Christmas is by all means the most celebrated time of the year. Even for people of different faith other than Christianity, Christmas has been culturally rooted as…
Whether you have come face to face with it already or else haven’t recognised it yet, it doesn’t matter. What matters is that you have a purpose…
How long would it take you to make a complete inventory of your physical possessions? How long would it take you to box everything up yourself, and how much space would those boxes take up? If you’ve moved recently, then you can probably answer those last two questions. But imagine going through each item, writing it down, and giving a brief description for the sake of inventory. Further imagine visiting each item mentally and physically and describing the purpose each filled in your life. Impossible task?
Why is it we own more than ever before? Has our need for things grown over time? Why do we acquire, keep, and continue to acquire things? Let’s explore a few of the reasons we seem to need larger and larger homes.
Why We Hold onto Things
As human life has evolved technologically, we’ve seen the products we purchase to ‘get the job done’ become more and more specialized. These tools and machines may get used once in a blue moon simply because they can only do one specific job, but their owners can justify their place in the home.
Sometimes, the strangest things hang around in our lives for years gathering dust. They may even live in a box or trunk, hidden from the human eye for decades. No function at all, but their owners have an emotional tie to them. Perhaps it was a birthday present from one’s 7th birthday, or one’s wedding dress, or even an empty soda can you were drinking from the first time you saw your favourite actor win an award.
Status and a Society of Consumers
Often, people buy something because it is the latest fad, it looks cool, or it makes them looks good and impresses their friends. The item doesn’t have to be any better than what the person already owns, but when it’s cleverly marketed as being the new ‘it’, it may be irresistible.
Common to many people is a need for distraction from what is missing in themselves. Emotional voids, often created early in life or even through trauma and heartbreak in adulthood, can be too painful to face. Instead of healthy self-examination and seeking support, people will turn to filling their lives with things that temporarily make themselves feel ‘filled’ or whole.

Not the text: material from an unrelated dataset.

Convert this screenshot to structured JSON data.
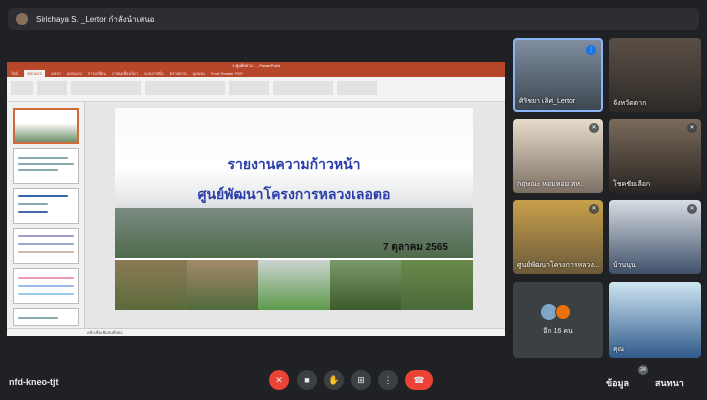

It never really works, however. The buying cycle continues, and the search for happiness remains unfulfilled. (more…)